On August 20, 2021, China’s National People’s Congress passed the Personal Information Protection Law (PIPL), which will become effective starting November 1, 2021. As an overarching law in China with respect to data privacy, PIPL shares many similarities with the EU General Data Protection Regulation (GDPR). If a company has already been GDPR compliant, its data privacy compliance system can basically work in China, while certain localizations are necessary in response to unique requirements under PIPL. In particular, a company should pay attention to the following differences between PIPL and GDPR:

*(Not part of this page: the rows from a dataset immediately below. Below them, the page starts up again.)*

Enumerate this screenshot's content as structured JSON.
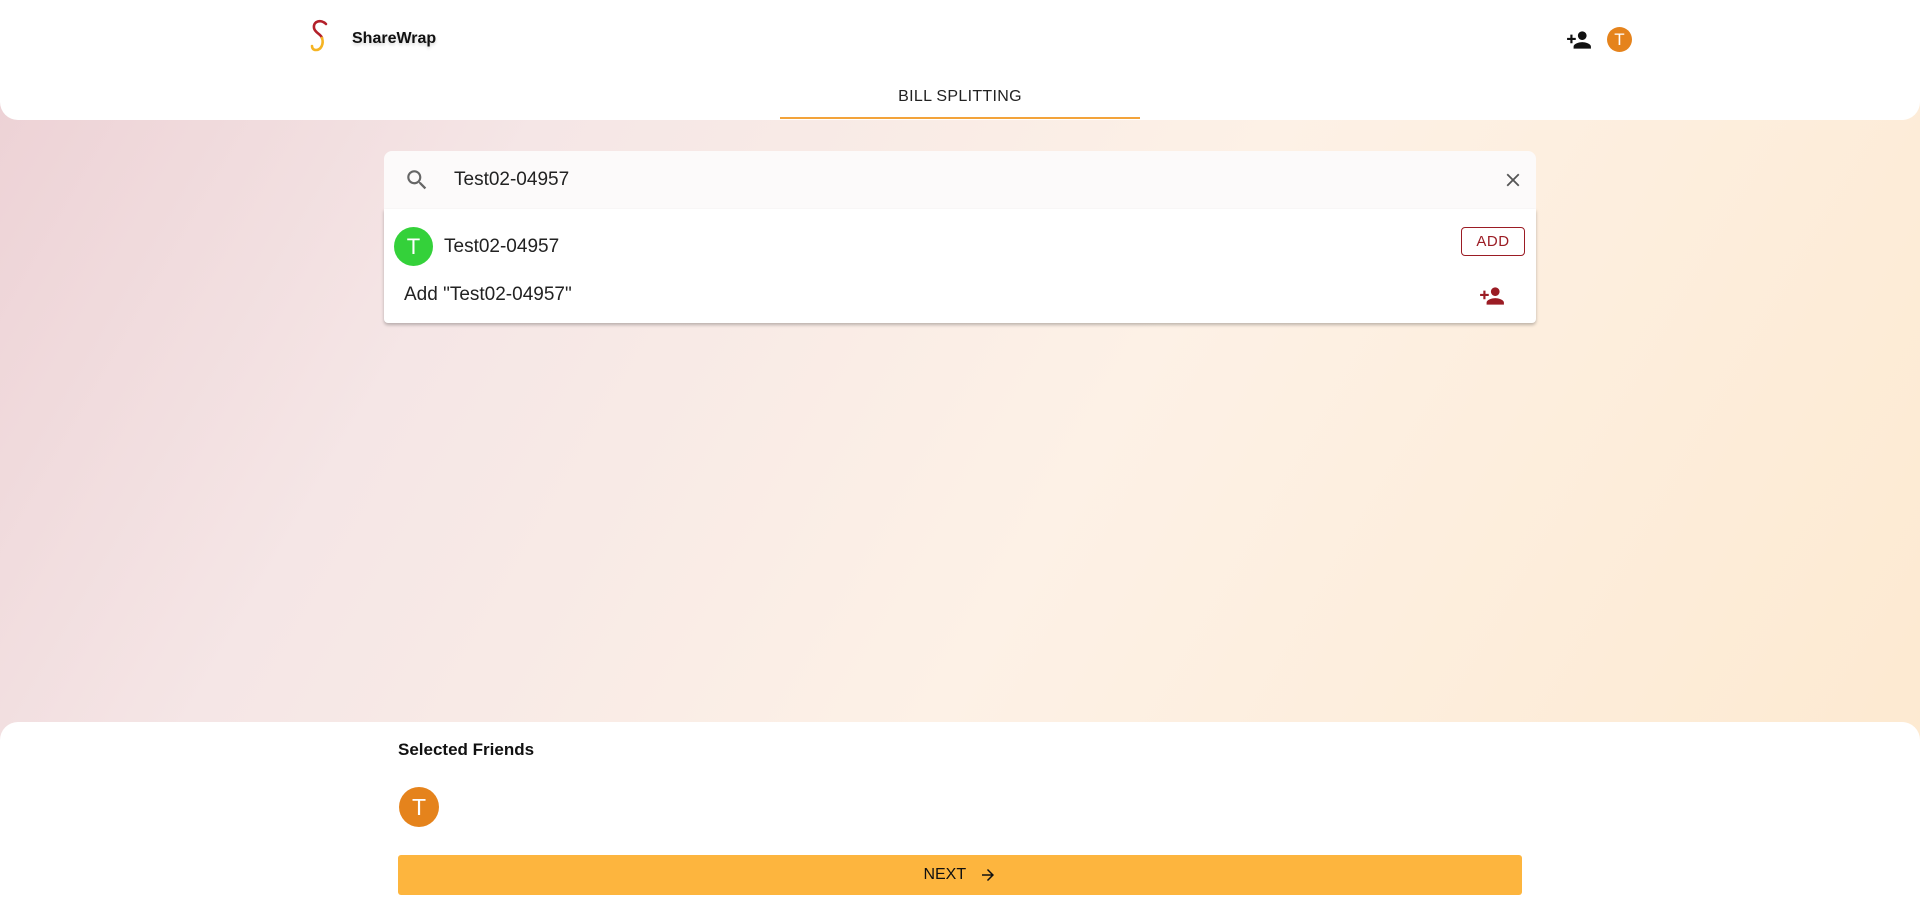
{
  "app": {
    "brand": "ShareWrap",
    "user_initial": "T"
  },
  "nav": {
    "tab_label": "BILL SPLITTING"
  },
  "search": {
    "value": "Test02-04957",
    "placeholder": ""
  },
  "results": [
    {
      "initial": "T",
      "name": "Test02-04957",
      "action_label": "ADD",
      "avatar_color": "#34d13a"
    }
  ],
  "add_new": {
    "label": "Add \"Test02-04957\""
  },
  "selected": {
    "title": "Selected Friends",
    "friends": [
      {
        "initial": "T",
        "avatar_color": "#e5831c"
      }
    ]
  },
  "footer": {
    "next_label": "NEXT"
  },
  "icons": {
    "logo": "sharewrap-logo",
    "add_friend": "person-add-icon",
    "search": "search-icon",
    "clear": "close-icon",
    "next": "arrow-right-icon"
  },
  "colors": {
    "accent": "#fdb53e",
    "tab_indicator": "#f3a33a",
    "brand_red": "#9b1c24",
    "user_avatar": "#e5831c"
  }
}
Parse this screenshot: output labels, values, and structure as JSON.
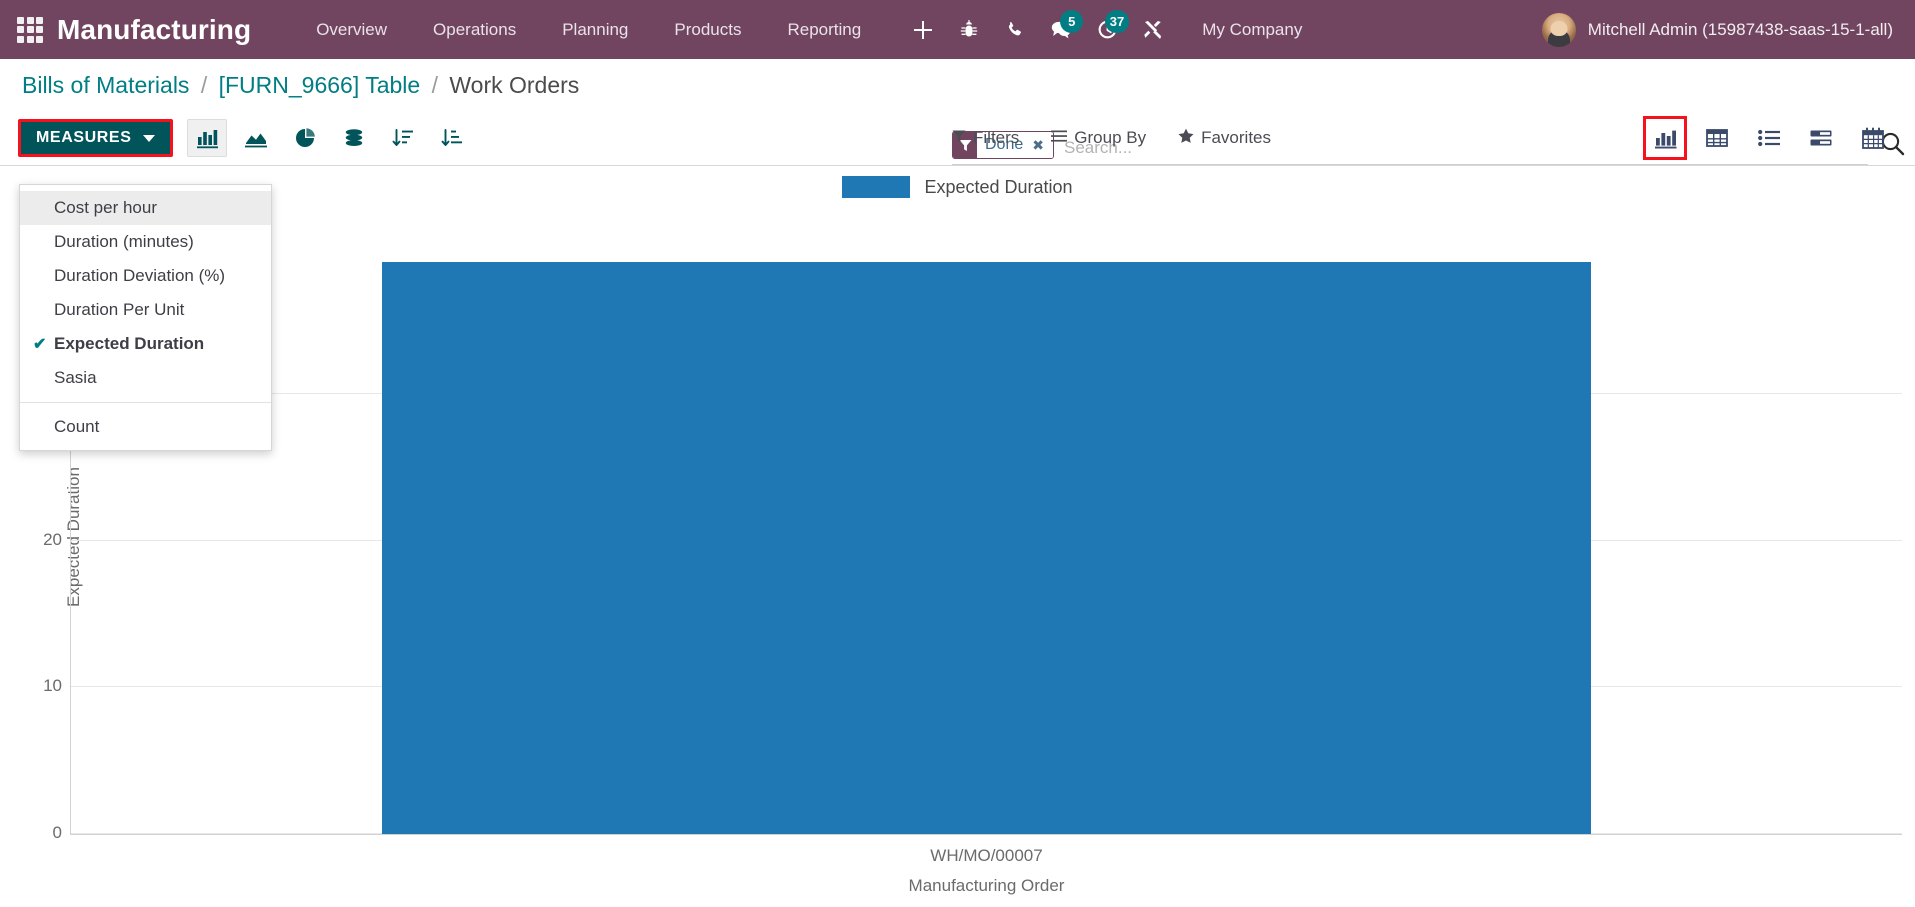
{
  "navbar": {
    "apps_icon": "apps-grid-icon",
    "brand": "Manufacturing",
    "menu": [
      {
        "label": "Overview"
      },
      {
        "label": "Operations"
      },
      {
        "label": "Planning"
      },
      {
        "label": "Products"
      },
      {
        "label": "Reporting"
      }
    ],
    "icons": [
      {
        "name": "plus-icon",
        "glyph": "+"
      },
      {
        "name": "bug-icon",
        "glyph": "bug"
      },
      {
        "name": "phone-icon",
        "glyph": "phone"
      },
      {
        "name": "messages-icon",
        "glyph": "chat",
        "badge": "5"
      },
      {
        "name": "activities-icon",
        "glyph": "clock",
        "badge": "37"
      },
      {
        "name": "tools-icon",
        "glyph": "wrench"
      }
    ],
    "company": "My Company",
    "username": "Mitchell Admin (15987438-saas-15-1-all)",
    "bg_color": "#71455f",
    "badge_color": "#017e84"
  },
  "breadcrumb": {
    "items": [
      {
        "label": "Bills of Materials",
        "active": false
      },
      {
        "label": "[FURN_9666] Table",
        "active": false
      },
      {
        "label": "Work Orders",
        "active": true
      }
    ],
    "separator": "/"
  },
  "search": {
    "facet": {
      "label": "Done",
      "icon": "filter-icon",
      "remove": "✖"
    },
    "placeholder": "Search...",
    "value": "",
    "search_icon": "search-icon"
  },
  "toolbar": {
    "measures_label": "MEASURES",
    "measures_highlight_color": "#f5121c",
    "measures_bg_color": "#01545a",
    "chart_type_buttons": [
      {
        "name": "bar-chart-icon",
        "active": true
      },
      {
        "name": "line-chart-icon",
        "active": false
      },
      {
        "name": "pie-chart-icon",
        "active": false
      },
      {
        "name": "stacked-icon",
        "active": false
      },
      {
        "name": "sort-descending-icon",
        "active": false
      },
      {
        "name": "sort-ascending-icon",
        "active": false
      }
    ],
    "filters": [
      {
        "label": "Filters",
        "icon": "filter-icon"
      },
      {
        "label": "Group By",
        "icon": "bars-icon"
      },
      {
        "label": "Favorites",
        "icon": "star-icon"
      }
    ],
    "views": [
      {
        "name": "graph-view-icon",
        "selected": true
      },
      {
        "name": "pivot-view-icon",
        "selected": false
      },
      {
        "name": "list-view-icon",
        "selected": false
      },
      {
        "name": "kanban-view-icon",
        "selected": false
      },
      {
        "name": "calendar-view-icon",
        "selected": false
      }
    ]
  },
  "measures_menu": {
    "items": [
      {
        "label": "Cost per hour",
        "checked": false,
        "highlighted": true
      },
      {
        "label": "Duration (minutes)",
        "checked": false,
        "highlighted": false
      },
      {
        "label": "Duration Deviation (%)",
        "checked": false,
        "highlighted": false
      },
      {
        "label": "Duration Per Unit",
        "checked": false,
        "highlighted": false
      },
      {
        "label": "Expected Duration",
        "checked": true,
        "highlighted": false
      },
      {
        "label": "Sasia",
        "checked": false,
        "highlighted": false
      }
    ],
    "footer_items": [
      {
        "label": "Count",
        "checked": false,
        "highlighted": false
      }
    ],
    "check_glyph": "✔"
  },
  "chart_data": {
    "type": "bar",
    "title": "",
    "categories": [
      "WH/MO/00007"
    ],
    "values": [
      39
    ],
    "series": [
      {
        "name": "Expected Duration",
        "values": [
          39
        ],
        "color": "#1f77b4"
      }
    ],
    "xlabel": "Manufacturing Order",
    "ylabel": "Expected Duration",
    "ylim": [
      0,
      40
    ],
    "yticks": [
      0,
      10,
      20,
      30
    ],
    "grid": true,
    "legend": {
      "position": "top",
      "entries": [
        "Expected Duration"
      ]
    }
  }
}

  • Data localization. PIPL requires a controller1 of large-scale personal data2 or a critical information infrastructure operator (CIIO)3 to store personal data within China, and cross-border transfer thereof shall be subject to a security assessment by Cyberspace Administration of China (CAC). Other data controllers may do the cross-border transfer in reliance on one of legitimate approaches recognized under PIPL, including entering into a standard contract (following a template to be issued by CAC) with overseas data recipients. Further, a controller shall obtain standalone consent of data subjects (to the extent that the consent is the lawful basis for the data processing) and conduct the data protection impact assessment (DPIA, as defined below) prior to the cross-border transfer.
  • Standalone consent of data subjects. Standalone consent is a unique concept under PIPL. The law requires a controller to obtain standalone consent of data subjects under certain circumstances, for example, processing sensitive personal data and cross-border transfer of personal data. Although PIPL does not define the “standalone consent,” it is commonly believed that such consent shall be obtained through a separate affirmative action by data subjects (e.g., a separate signature or clicking of a separate checkbox).
  • Rights of data subjects. Rights of data subjects under PIPL are similar to those under GDPR except that the “right to be forgotten” under GDPR is not provided under PIPL.
  • DPIA. Both GDPR and PIPL require the DPIA under certain circumstances, for example, automated decision-making and processing sensitive personal data. However, PIPL further requires a controller to conduct the DPIA in the following cases (which are not required under GDPR): cross-border transfer of personal data, contracting a third-party data processor, providing personal data to another controller, and making personal data publicly available.
  • Data breach notification. Unlike GDPR, PIPL does not set forth a specific timeline (e.g., within 72 hours) for a controller to notify a data breach to a government authority.

If a company needs to set up its PIPL compliance system from scratch, it may consider taking the following actions:

  • Policy drafting. The company shall formulate data privacy policies and procedures, which shall cover issues such as general rules about data processing, responding to requests from data subjects, technical measures to protect personal data, employee communication and training, compliance audit, DPIA, protocol for data breach response and notification, or data cross-border transfer.
  • Document readiness. The company shall prepare or review the following documents to ensure they will be PIPL compliant: (i) notice and consent form for obtaining consent of data subjects (particularly for standalone consent), (ii) service contract with third-party data processors (if applicable), and (iii) standard contract with overseas data recipients for data cross-border transfer (if applicable).
  • Technical measures. The company shall take technical measures to protect personal data, for instance, data classification, encryption, and deidentification.
  • Communication and training. The company shall communicate with employees about data privacy compliance policies and provide trainings on a regular basis.
  • Audit. The company shall regularly conduct audits on its data processing activities to ensure their compliance with PIPL.
  • DPIA. The company shall conduct the DPIA in circumstances required under PIPL.
  • Data breach notification. The company shall notify data breach to government authorities and data subjects following PIPL.
  • Data cross-border transfer. Unless it is a CIIO or a controller of large-scale personal data, the company may do the cross-border transfer by (i) obtaining stand-alone consent of data subjects (to the extent that the consent is the lawful basis for the data processing), (ii) conducting the DPIA of the cross-border transfer, and (iii) signing a standard contract with overseas data recipients.
  • Data Protection Officer (DPO). The company shall designate a DPO, if it is a large-scale personal data controller, while the threshold for such “large-scale” is to be further clarified by CAC.